|Blood pressure||Minimal change|
Slight ↓ in first and second trimester, normal in third
|Heart rate||↑ 15–20% ↑|
|Cardiac output||↑ 30–40%|
6–7 L/min during pregnancy
|ECG||Non-specific ST changes, Q waves in leads III and AVF, atrial and ventricular ectopics|
|Systemic vascular resistance||↓ to 1,000–14,000|
Due to progesterone and blood volume
|Respiratory rate||No change|
|Oxygen demand||↑ 15%|
|Functional residual capacity||↓ 25%|
|Minute ventilation||↑ 25–50% or 7–15 mL/min|
|Tidal volume||↑ 25–40% or 8–10 mL/kg|
|PaO2||↑ 10 mmHg or 104–108 mmHg|
|PaCO2||↓ 27–32 mmHg|
|Arterial pH||↑ 7.40–7.45|
|Bicarbonate||↓ 19–25 mmol/l|
|Blood volume (mL)||↑ 30–50% volume|
|White cell count (mm3)||↑ to 5,000–14,000|
|Haemoglobin (g/dL)||↓ to 100–140|
|Plasma volume (mL)||↑ 30–50%|
|Red blood count volume (mL)||↑ to 1,900|
|Coagulation factors ↑ 30–50%||↑ factors VII, VIII, IX, XII|
|Fibrinogen, plasma (mg/dL)||264–615|
|Calcium ionised (mEg/L)||4–5|
Used with permission from: The Royal Melbourne Hospital. Trauma Service. Emergency and Trauma Services. Pregnancy and trauma guideline. Melbourne: Advisory Committee on Trauma. 2009 Nov.
Changes in resting heart rate, blood pressure and cardiac output may mask signs of hypovolemia, and pregnant women can experience blood loss of up to 30% of their circulating volume without significant changes or visible clinical signs. The first sign of maternal shock may be fetal distress.It is important to note that all pregnant women greater than 20 weeks gestation should be managed in a left lateral tilt position (15–30 degrees) to reduce the impact of aortocaval compression by the enlarged uterus. Alternatively/additionally, the uterus may be manually displaced.
Used with permission from Sally Pairman, Jan Pincombe, Carol Thorogood and Sally Tracy;
Midwifery: Preparation for Practice © 2006 Sydney, Elsevier Australia.
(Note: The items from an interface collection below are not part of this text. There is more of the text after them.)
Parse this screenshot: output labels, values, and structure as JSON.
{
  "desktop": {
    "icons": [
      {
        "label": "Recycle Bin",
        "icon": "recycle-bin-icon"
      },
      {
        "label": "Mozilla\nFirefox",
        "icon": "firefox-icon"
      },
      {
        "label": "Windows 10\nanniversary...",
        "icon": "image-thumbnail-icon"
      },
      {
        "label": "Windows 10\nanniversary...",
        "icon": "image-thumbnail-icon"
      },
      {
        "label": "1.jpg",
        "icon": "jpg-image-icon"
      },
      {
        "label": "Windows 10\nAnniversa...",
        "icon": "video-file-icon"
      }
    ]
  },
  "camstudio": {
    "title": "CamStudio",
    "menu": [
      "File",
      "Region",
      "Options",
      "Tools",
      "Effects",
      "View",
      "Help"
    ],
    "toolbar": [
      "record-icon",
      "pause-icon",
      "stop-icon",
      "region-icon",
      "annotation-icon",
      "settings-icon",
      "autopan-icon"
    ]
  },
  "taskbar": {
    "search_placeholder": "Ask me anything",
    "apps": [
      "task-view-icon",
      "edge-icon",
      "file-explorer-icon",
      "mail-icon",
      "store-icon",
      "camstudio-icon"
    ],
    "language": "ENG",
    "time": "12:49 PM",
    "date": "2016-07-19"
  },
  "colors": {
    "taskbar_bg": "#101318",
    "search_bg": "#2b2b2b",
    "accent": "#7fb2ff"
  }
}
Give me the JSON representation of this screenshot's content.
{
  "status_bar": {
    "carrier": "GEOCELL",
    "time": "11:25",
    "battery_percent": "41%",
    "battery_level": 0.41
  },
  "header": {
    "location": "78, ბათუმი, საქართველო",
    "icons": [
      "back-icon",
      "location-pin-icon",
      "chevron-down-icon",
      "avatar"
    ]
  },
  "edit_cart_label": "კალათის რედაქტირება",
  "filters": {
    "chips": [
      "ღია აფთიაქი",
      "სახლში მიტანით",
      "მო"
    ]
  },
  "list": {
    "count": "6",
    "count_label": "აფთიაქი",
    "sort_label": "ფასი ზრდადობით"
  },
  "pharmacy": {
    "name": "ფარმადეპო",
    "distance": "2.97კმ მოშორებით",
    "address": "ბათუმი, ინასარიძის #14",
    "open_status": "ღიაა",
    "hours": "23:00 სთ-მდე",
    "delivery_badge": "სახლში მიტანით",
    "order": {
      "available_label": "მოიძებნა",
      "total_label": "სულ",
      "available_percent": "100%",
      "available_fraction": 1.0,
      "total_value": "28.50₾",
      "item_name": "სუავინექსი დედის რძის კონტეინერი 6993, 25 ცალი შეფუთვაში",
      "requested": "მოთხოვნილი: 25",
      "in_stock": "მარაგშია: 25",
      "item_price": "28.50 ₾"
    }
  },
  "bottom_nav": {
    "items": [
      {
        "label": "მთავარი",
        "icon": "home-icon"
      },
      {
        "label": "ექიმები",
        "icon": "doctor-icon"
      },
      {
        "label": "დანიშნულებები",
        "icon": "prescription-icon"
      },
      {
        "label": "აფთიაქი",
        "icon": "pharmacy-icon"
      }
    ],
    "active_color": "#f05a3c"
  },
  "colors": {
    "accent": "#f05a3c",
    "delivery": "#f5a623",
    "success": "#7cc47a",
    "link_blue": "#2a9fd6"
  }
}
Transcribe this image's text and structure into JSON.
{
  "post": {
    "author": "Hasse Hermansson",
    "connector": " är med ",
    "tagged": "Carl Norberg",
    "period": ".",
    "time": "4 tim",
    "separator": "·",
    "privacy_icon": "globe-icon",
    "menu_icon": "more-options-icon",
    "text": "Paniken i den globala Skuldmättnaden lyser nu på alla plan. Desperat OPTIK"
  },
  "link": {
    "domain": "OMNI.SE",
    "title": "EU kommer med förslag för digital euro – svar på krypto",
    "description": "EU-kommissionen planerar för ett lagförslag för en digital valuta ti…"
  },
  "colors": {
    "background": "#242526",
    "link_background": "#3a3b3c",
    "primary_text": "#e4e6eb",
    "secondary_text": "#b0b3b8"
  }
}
Until the end of the first trimester, the uterus is relatively protected by its position within the pelvic structures and its thick-walled anatomy. By full term, the uterus has reached its maximum height (at the costal margins), is exposed within the abdominal cavity, is thin-walled and contains a large volume of blood. The blood flow to the uterus at term is 800–1,000 mL/min. Therefore there is significant risk for massive blood loss from an injury to the uterus or pelvic structures.
Pregnant patients are susceptible to aspiration due to slowed gastric emptying and increased acidity of the gastric contents. A full stomach should be assumed during management of any pregnant trauma patient. A nasogastric tube (NGT) or orogastric tube (OGT) should be inserted for patients who are intubated.
White cell count, clotting factor amount and plasma proteins are increased in pregnant patients, increasing the risk of thromboembolism. Low or borderline platelet levels (100–150 × 109/L) are common in pregnancy. Measured reference ranges of clotting remain the same in pregnancy.